*** TASK DATA ***
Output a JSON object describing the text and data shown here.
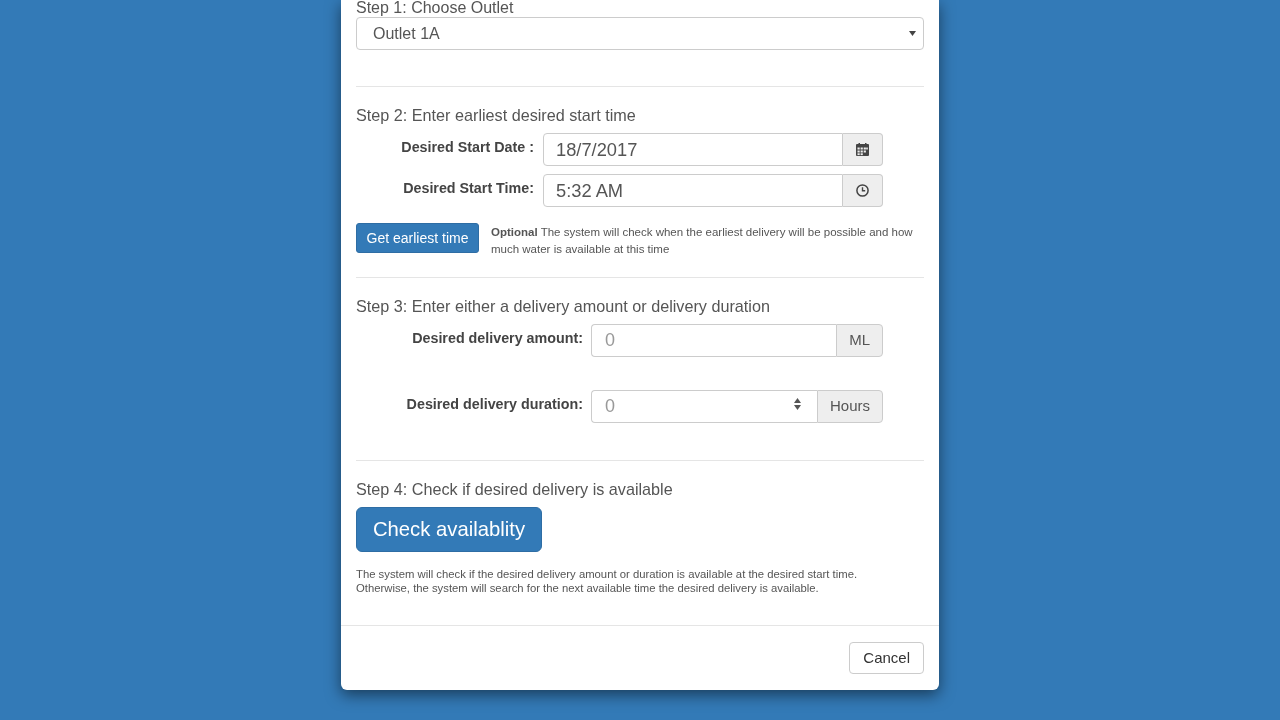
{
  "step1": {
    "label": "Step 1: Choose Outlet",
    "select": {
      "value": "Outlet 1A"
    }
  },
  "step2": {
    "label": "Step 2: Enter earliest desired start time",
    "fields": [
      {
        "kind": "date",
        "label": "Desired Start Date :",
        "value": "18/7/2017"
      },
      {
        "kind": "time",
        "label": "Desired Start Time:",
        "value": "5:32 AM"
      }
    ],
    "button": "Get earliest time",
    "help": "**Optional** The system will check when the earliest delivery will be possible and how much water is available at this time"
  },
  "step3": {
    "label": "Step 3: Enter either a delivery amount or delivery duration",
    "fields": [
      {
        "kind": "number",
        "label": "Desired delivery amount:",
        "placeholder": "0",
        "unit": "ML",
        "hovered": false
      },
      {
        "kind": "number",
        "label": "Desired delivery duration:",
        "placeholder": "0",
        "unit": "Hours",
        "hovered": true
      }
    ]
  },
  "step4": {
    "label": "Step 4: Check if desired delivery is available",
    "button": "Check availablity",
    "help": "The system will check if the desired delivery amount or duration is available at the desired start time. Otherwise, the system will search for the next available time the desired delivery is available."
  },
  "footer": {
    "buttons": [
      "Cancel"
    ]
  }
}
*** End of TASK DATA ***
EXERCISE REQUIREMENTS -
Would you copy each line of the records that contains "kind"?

FINAL ANSWER -
        "kind": "date",
        "kind": "time",
        "kind": "number",
        "kind": "number",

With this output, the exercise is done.